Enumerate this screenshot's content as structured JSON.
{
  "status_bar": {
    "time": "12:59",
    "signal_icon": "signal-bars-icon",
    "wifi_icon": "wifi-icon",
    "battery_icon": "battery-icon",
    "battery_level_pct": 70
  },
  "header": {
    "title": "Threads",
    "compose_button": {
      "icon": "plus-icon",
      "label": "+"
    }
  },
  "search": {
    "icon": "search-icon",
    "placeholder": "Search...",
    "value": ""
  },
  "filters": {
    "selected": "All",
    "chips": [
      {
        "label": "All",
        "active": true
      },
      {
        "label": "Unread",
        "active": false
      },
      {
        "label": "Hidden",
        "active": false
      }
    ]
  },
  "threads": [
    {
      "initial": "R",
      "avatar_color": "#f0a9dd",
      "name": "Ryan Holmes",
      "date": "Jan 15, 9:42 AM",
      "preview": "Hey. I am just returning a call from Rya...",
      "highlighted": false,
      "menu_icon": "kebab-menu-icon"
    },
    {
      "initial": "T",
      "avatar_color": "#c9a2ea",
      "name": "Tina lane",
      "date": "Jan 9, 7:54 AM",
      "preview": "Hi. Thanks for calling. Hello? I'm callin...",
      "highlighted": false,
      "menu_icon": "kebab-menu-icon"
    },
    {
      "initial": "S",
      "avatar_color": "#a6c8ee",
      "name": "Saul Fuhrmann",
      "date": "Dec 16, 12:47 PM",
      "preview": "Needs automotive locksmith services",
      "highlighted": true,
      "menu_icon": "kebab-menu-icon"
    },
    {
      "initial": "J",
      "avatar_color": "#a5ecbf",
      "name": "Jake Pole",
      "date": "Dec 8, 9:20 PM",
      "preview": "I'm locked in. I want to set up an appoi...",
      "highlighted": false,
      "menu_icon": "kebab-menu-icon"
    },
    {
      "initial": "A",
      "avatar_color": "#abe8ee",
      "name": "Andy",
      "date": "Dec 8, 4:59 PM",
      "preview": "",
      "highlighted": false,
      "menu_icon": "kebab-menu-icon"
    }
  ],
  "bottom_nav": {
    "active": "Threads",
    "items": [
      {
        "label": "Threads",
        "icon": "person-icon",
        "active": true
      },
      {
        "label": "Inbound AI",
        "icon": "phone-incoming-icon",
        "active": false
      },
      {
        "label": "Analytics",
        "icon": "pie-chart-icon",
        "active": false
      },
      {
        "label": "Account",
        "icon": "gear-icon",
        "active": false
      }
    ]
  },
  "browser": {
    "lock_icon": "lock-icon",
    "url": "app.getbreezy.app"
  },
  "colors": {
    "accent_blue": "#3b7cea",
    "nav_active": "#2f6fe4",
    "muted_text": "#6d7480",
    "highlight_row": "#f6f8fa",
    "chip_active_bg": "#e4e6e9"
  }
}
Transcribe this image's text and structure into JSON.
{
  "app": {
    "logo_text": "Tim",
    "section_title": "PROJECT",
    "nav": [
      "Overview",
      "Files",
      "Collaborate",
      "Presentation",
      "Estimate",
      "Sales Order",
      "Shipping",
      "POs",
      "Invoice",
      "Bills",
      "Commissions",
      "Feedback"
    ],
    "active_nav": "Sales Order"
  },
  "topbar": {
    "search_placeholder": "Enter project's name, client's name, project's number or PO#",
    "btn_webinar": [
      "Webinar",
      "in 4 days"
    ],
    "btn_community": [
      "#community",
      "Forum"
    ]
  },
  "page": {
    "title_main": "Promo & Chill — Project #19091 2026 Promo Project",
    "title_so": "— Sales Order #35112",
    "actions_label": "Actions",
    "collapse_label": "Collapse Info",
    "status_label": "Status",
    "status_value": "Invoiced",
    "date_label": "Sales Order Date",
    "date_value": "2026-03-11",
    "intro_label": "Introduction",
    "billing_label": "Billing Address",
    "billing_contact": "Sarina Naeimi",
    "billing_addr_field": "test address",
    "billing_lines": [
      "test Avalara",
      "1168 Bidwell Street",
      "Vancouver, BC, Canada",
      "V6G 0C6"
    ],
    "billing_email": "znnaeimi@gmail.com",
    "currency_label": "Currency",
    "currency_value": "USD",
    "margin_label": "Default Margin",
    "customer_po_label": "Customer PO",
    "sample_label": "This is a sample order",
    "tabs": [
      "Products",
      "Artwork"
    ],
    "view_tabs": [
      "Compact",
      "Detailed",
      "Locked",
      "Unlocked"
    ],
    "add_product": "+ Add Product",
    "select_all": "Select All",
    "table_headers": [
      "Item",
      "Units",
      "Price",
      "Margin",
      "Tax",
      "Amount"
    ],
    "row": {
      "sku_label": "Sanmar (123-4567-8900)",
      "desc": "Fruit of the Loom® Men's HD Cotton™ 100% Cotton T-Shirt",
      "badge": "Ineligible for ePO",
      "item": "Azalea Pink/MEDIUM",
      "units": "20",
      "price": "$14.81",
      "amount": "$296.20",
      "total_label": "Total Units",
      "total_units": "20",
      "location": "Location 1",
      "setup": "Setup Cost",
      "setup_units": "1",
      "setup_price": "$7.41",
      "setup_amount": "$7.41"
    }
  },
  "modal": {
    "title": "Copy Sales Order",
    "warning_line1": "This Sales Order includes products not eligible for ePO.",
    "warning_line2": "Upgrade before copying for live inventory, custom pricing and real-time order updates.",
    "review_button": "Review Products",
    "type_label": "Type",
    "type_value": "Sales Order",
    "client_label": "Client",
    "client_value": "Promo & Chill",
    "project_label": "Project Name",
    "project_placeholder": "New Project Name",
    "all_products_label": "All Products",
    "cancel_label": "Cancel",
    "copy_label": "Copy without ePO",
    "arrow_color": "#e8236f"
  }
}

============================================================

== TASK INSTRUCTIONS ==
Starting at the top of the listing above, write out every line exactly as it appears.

== SOLUTION TO THE PROBLEM ==
Enumerate this screenshot's content as structured JSON.
{
  "status_bar": {
    "time": "12:59",
    "signal_icon": "signal-bars-icon",
    "wifi_icon": "wifi-icon",
    "battery_icon": "battery-icon",
    "battery_level_pct": 70
  },
  "header": {
    "title": "Threads",
    "compose_button": {
      "icon": "plus-icon",
      "label": "+"
    }
  },
  "search": {
    "icon": "search-icon",
    "placeholder": "Search...",
    "value": ""
  },
  "filters": {
    "selected": "All",
    "chips": [
      {
        "label": "All",
        "active": true
      },
      {
        "label": "Unread",
        "active": false
      },
      {
        "label": "Hidden",
        "active": false
      }
    ]
  },
  "threads": [
    {
      "initial": "R",
      "avatar_color": "#f0a9dd",
      "name": "Ryan Holmes",
      "date": "Jan 15, 9:42 AM",
      "preview": "Hey. I am just returning a call from Rya...",
      "highlighted": false,
      "menu_icon": "kebab-menu-icon"
    },
    {
      "initial": "T",
      "avatar_color": "#c9a2ea",
      "name": "Tina lane",
      "date": "Jan 9, 7:54 AM",
      "preview": "Hi. Thanks for calling. Hello? I'm callin...",
      "highlighted": false,
      "menu_icon": "kebab-menu-icon"
    },
    {
      "initial": "S",
      "avatar_color": "#a6c8ee",
      "name": "Saul Fuhrmann",
      "date": "Dec 16, 12:47 PM",
      "preview": "Needs automotive locksmith services",
      "highlighted": true,
      "menu_icon": "kebab-menu-icon"
    },
    {
      "initial": "J",
      "avatar_color": "#a5ecbf",
      "name": "Jake Pole",
      "date": "Dec 8, 9:20 PM",
      "preview": "I'm locked in. I want to set up an appoi...",
      "highlighted": false,
      "menu_icon": "kebab-menu-icon"
    },
    {
      "initial": "A",
      "avatar_color": "#abe8ee",
      "name": "Andy",
      "date": "Dec 8, 4:59 PM",
      "preview": "",
      "highlighted": false,
      "menu_icon": "kebab-menu-icon"
    }
  ],
  "bottom_nav": {
    "active": "Threads",
    "items": [
      {
        "label": "Threads",
        "icon": "person-icon",
        "active": true
      },
      {
        "label": "Inbound AI",
        "icon": "phone-incoming-icon",
        "active": false
      },
      {
        "label": "Analytics",
        "icon": "pie-chart-icon",
        "active": false
      },
      {
        "label": "Account",
        "icon": "gear-icon",
        "active": false
      }
    ]
  },
  "browser": {
    "lock_icon": "lock-icon",
    "url": "app.getbreezy.app"
  },
  "colors": {
    "accent_blue": "#3b7cea",
    "nav_active": "#2f6fe4",
    "muted_text": "#6d7480",
    "highlight_row": "#f6f8fa",
    "chip_active_bg": "#e4e6e9"
  }
}
Transcribe this image's text and structure into JSON.
{
  "app": {
    "logo_text": "Tim",
    "section_title": "PROJECT",
    "nav": [
      "Overview",
      "Files",
      "Collaborate",
      "Presentation",
      "Estimate",
      "Sales Order",
      "Shipping",
      "POs",
      "Invoice",
      "Bills",
      "Commissions",
      "Feedback"
    ],
    "active_nav": "Sales Order"
  },
  "topbar": {
    "search_placeholder": "Enter project's name, client's name, project's number or PO#",
    "btn_webinar": [
      "Webinar",
      "in 4 days"
    ],
    "btn_community": [
      "#community",
      "Forum"
    ]
  },
  "page": {
    "title_main": "Promo & Chill — Project #19091 2026 Promo Project",
    "title_so": "— Sales Order #35112",
    "actions_label": "Actions",
    "collapse_label": "Collapse Info",
    "status_label": "Status",
    "status_value": "Invoiced",
    "date_label": "Sales Order Date",
    "date_value": "2026-03-11",
    "intro_label": "Introduction",
    "billing_label": "Billing Address",
    "billing_contact": "Sarina Naeimi",
    "billing_addr_field": "test address",
    "billing_lines": [
      "test Avalara",
      "1168 Bidwell Street",
      "Vancouver, BC, Canada",
      "V6G 0C6"
    ],
    "billing_email": "znnaeimi@gmail.com",
    "currency_label": "Currency",
    "currency_value": "USD",
    "margin_label": "Default Margin",
    "customer_po_label": "Customer PO",
    "sample_label": "This is a sample order",
    "tabs": [
      "Products",
      "Artwork"
    ],
    "view_tabs": [
      "Compact",
      "Detailed",
      "Locked",
      "Unlocked"
    ],
    "add_product": "+ Add Product",
    "select_all": "Select All",
    "table_headers": [
      "Item",
      "Units",
      "Price",
      "Margin",
      "Tax",
      "Amount"
    ],
    "row": {
      "sku_label": "Sanmar (123-4567-8900)",
      "desc": "Fruit of the Loom® Men's HD Cotton™ 100% Cotton T-Shirt",
      "badge": "Ineligible for ePO",
      "item": "Azalea Pink/MEDIUM",
      "units": "20",
      "price": "$14.81",
      "amount": "$296.20",
      "total_label": "Total Units",
      "total_units": "20",
      "location": "Location 1",
      "setup": "Setup Cost",
      "setup_units": "1",
      "setup_price": "$7.41",
      "setup_amount": "$7.41"
    }
  },
  "modal": {
    "title": "Copy Sales Order",
    "warning_line1": "This Sales Order includes products not eligible for ePO.",
    "warning_line2": "Upgrade before copying for live inventory, custom pricing and real-time order updates.",
    "review_button": "Review Products",
    "type_label": "Type",
    "type_value": "Sales Order",
    "client_label": "Client",
    "client_value": "Promo & Chill",
    "project_label": "Project Name",
    "project_placeholder": "New Project Name",
    "all_products_label": "All Products",
    "cancel_label": "Cancel",
    "copy_label": "Copy without ePO",
    "arrow_color": "#e8236f"
  }
}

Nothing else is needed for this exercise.